THE great niece of a woman who died trying to secure universal suffrage has spoken of how that act profoundly affected her life on the centenary of women getting the vote.

Tracy Williams, of Steeple Ashton, happens to be a relation of Emily Wilding Davison, who died after throwing herself under the Kings horse at the Epsom Derby in 1913.

The manager of Trowbridge Oaks Care Home said that when she found out that she was related to the iconic figure at a young age, from that point onwards she was an avowed feminist.

“From a young age, my family told me about the importance of what she did and what the whole suffragette movement was about. I am proud to be related to her,” she said.

“Even though she died before women got the vote, I think she would be proud to see how far the movement has come.

“What she did for women everywhere has had a hugely positive impact in society.

“100 years after she died, me and my daughter we went to her grave in Morpeth, Northumberland, and they unveiled a plaque there which was lovely.

“Apparently my great grandfather was at her funeral but I do not know of any other family saying they met her or anything.”

At her work place, Mrs Williams says she tells her colleagues about what she did and how important it is to vote.
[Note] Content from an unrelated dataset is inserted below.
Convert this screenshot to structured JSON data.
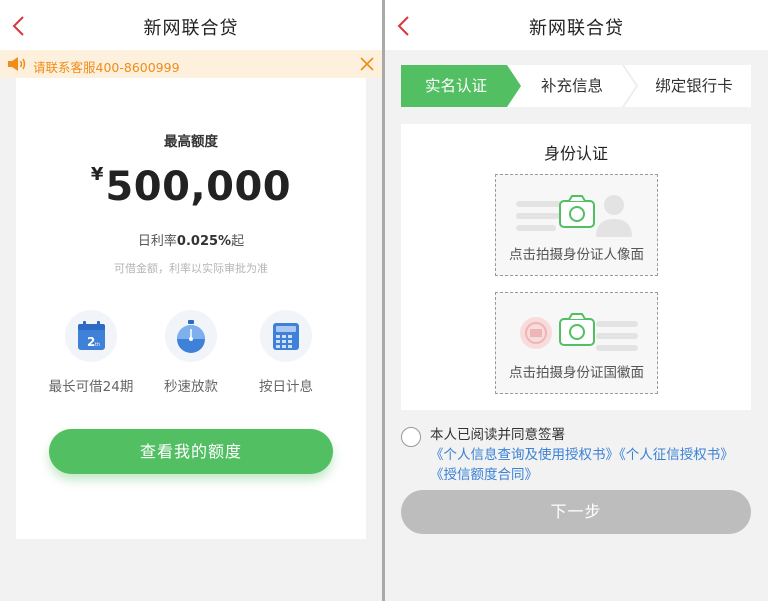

“Even if you may feel disenchanted with politicians, it is so important to vote. Emily died for the very right to get the vote and I feel honoured to say I was related to her,” she said.

“I have been a nurse for 39 years and at Trowbridge Oaks for 21 years and I tell people how important voting is and this little bombshell I have.”